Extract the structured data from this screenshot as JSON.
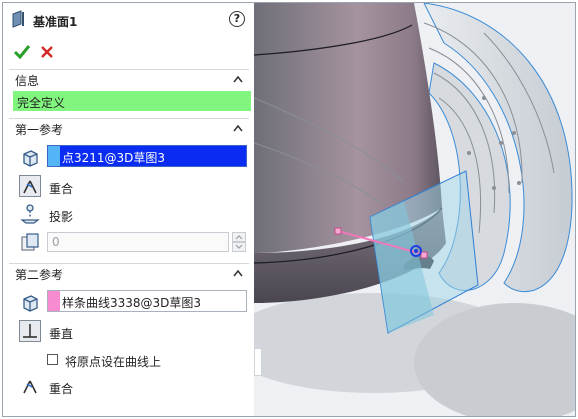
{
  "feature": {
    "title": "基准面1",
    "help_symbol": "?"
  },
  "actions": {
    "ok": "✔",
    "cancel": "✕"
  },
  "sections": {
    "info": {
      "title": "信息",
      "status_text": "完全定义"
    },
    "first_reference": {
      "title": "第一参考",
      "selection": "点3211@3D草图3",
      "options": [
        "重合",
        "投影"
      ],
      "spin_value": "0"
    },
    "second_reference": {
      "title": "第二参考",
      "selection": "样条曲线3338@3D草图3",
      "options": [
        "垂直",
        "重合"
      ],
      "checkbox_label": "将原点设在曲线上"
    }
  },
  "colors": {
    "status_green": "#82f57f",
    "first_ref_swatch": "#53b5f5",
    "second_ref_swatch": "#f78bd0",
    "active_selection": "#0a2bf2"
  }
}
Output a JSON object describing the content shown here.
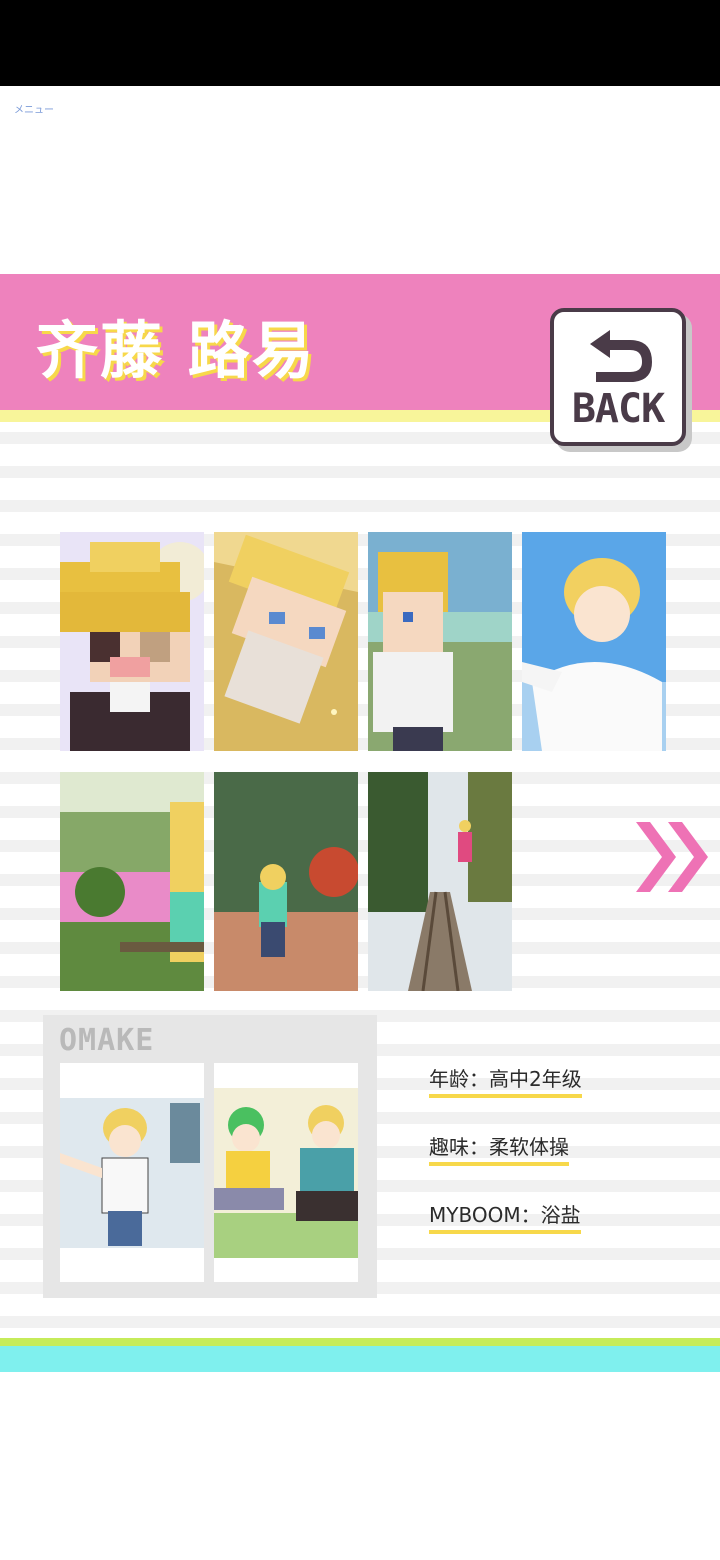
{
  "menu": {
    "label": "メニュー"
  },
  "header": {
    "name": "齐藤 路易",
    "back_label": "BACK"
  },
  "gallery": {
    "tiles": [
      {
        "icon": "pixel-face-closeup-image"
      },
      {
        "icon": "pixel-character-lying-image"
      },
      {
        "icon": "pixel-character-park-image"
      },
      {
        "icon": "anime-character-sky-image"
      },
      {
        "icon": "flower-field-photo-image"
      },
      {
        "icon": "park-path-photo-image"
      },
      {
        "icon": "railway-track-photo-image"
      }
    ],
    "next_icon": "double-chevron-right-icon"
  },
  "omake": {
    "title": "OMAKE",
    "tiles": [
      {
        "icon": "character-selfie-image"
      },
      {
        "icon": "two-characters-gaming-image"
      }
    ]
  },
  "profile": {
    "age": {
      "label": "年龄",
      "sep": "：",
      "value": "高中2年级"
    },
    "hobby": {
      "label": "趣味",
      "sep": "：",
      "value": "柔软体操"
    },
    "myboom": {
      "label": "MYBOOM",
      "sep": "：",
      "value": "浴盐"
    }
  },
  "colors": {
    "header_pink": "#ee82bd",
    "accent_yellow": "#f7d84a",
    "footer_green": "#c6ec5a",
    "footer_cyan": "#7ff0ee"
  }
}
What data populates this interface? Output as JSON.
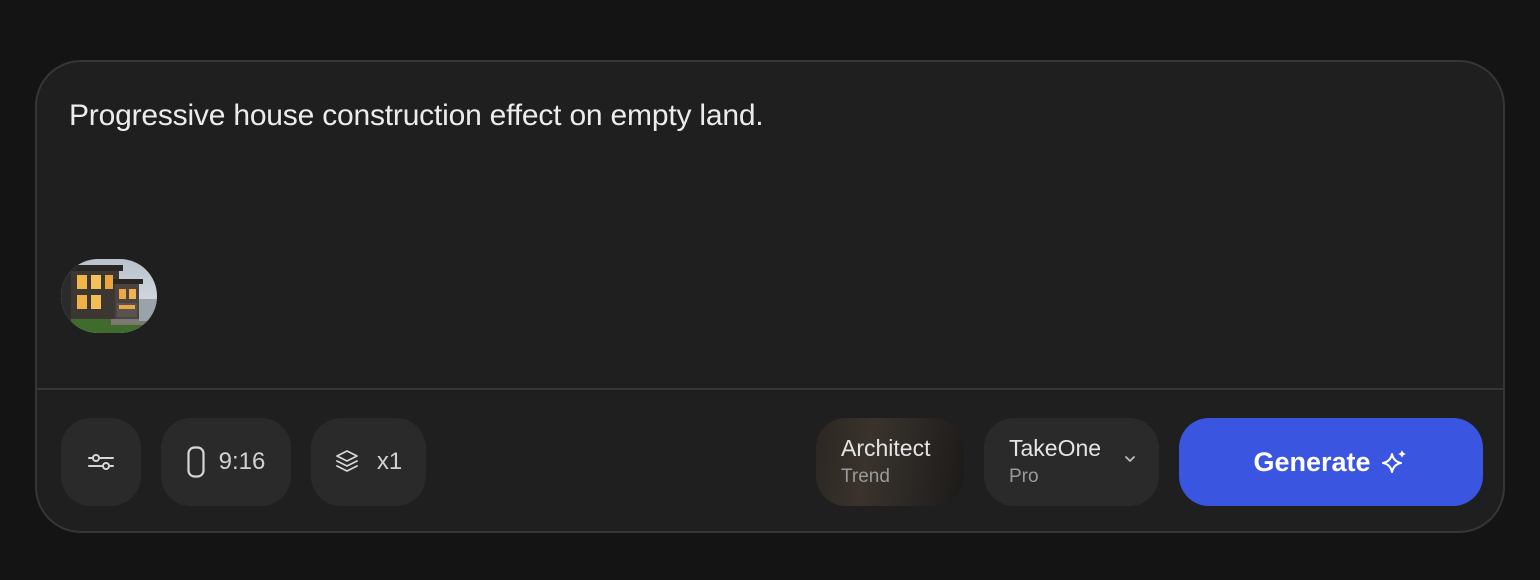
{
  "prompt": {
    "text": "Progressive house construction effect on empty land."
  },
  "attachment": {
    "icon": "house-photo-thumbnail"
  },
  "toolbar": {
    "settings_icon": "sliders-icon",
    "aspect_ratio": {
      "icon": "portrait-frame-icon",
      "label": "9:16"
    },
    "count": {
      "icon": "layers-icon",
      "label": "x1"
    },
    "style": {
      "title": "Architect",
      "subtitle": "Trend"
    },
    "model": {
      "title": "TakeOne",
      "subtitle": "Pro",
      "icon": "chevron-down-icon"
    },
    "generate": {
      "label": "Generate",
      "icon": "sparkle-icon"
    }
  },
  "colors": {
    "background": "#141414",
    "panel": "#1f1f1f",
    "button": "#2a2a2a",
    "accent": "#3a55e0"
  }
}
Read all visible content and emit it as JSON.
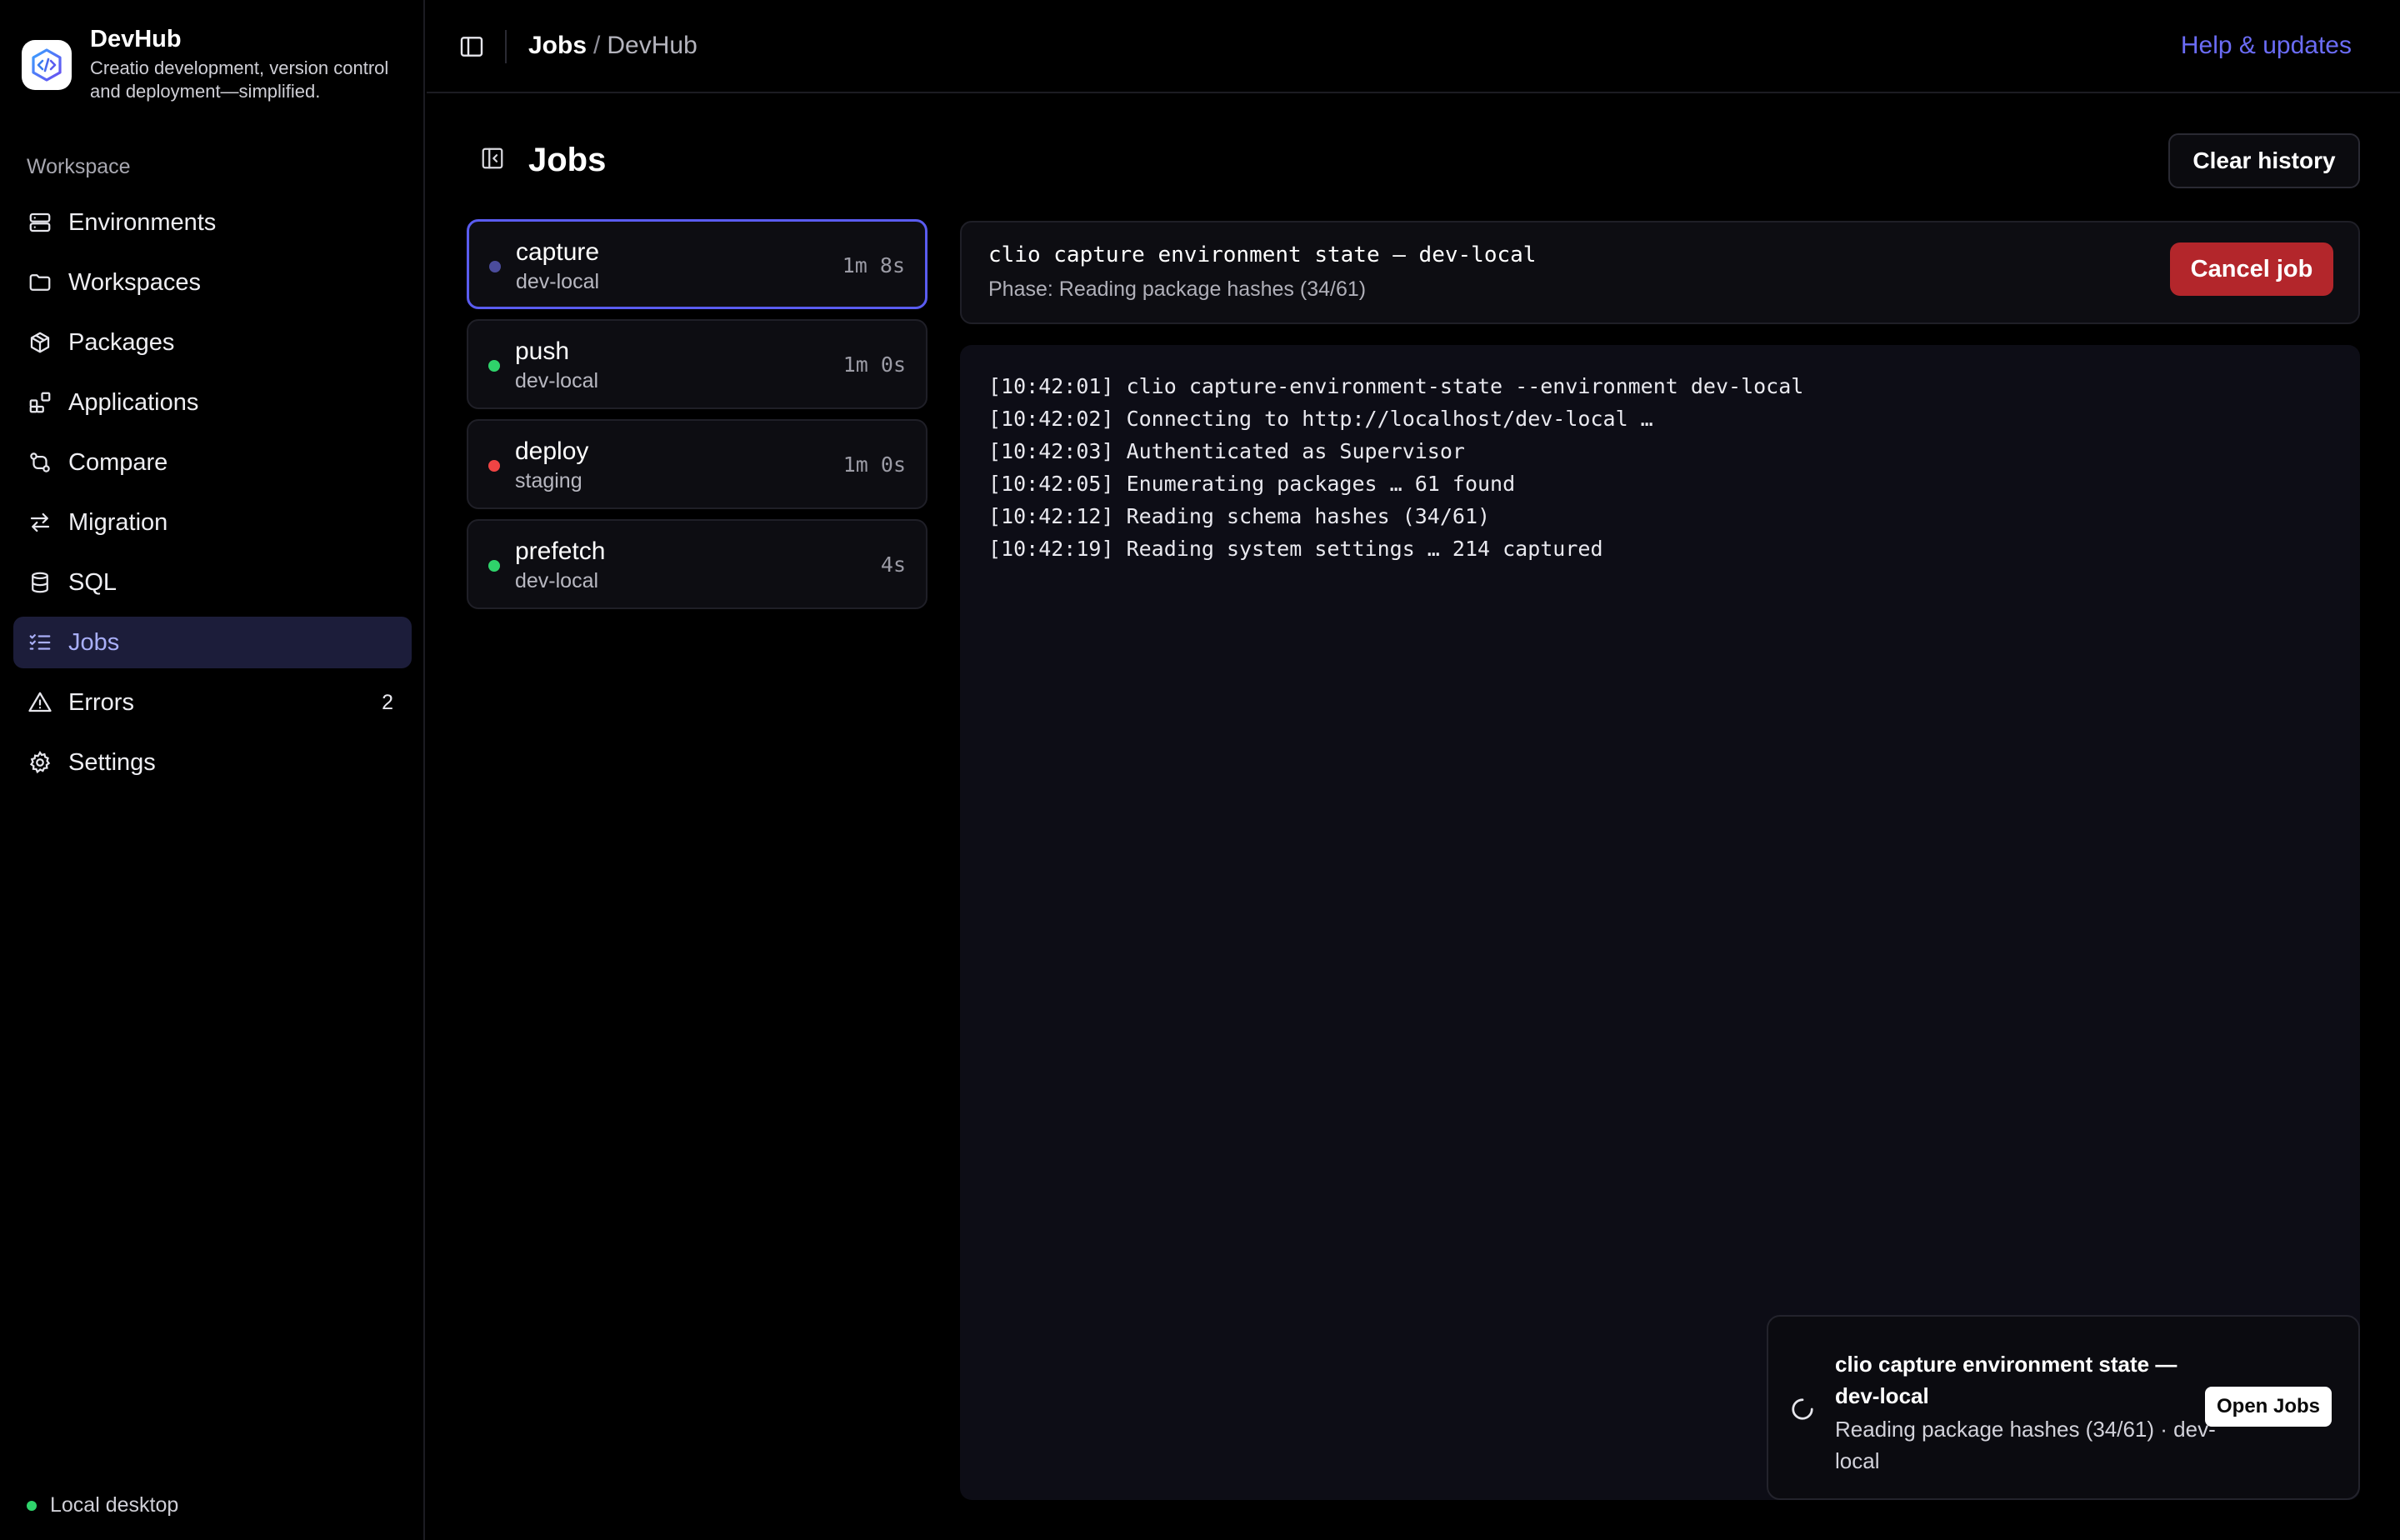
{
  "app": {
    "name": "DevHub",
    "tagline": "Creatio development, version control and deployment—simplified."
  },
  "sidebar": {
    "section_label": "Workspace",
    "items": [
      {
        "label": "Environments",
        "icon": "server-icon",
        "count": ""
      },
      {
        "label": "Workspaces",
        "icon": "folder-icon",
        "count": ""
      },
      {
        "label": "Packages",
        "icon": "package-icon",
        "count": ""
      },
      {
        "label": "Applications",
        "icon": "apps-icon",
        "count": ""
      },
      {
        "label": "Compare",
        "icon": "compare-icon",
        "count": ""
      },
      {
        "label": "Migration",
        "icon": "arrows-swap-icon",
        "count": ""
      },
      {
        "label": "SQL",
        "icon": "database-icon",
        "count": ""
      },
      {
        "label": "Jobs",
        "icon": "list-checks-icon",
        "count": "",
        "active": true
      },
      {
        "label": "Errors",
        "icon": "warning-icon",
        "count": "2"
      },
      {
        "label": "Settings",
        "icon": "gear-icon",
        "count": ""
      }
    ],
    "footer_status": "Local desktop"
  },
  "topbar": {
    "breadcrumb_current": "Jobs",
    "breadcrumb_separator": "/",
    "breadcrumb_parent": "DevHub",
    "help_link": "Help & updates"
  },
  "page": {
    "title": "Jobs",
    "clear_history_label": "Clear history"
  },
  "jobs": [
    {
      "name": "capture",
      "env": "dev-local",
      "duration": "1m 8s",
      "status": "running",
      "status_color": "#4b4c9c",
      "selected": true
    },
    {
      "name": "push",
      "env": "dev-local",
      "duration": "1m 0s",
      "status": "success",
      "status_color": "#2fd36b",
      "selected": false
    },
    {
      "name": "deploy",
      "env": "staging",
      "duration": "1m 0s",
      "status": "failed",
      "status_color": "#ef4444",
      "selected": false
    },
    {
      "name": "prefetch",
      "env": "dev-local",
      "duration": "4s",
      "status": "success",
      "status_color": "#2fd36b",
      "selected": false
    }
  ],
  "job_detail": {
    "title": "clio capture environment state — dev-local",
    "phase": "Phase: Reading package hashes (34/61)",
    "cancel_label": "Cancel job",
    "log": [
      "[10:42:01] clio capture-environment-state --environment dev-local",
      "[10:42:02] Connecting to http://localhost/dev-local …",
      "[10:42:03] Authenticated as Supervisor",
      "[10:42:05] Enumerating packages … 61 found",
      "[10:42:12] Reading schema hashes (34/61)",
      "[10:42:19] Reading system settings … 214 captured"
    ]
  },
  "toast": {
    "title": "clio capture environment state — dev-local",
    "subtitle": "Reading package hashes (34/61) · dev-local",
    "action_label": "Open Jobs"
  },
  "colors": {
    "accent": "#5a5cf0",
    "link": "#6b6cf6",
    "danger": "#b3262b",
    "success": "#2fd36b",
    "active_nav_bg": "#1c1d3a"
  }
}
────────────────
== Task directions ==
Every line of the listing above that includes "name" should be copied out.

== Output of the exercise ==
    "name": "齐藤 路易",
    "name": "DevHub",
      "name": "capture",
      "name": "push",
      "name": "deploy",
      "name": "prefetch",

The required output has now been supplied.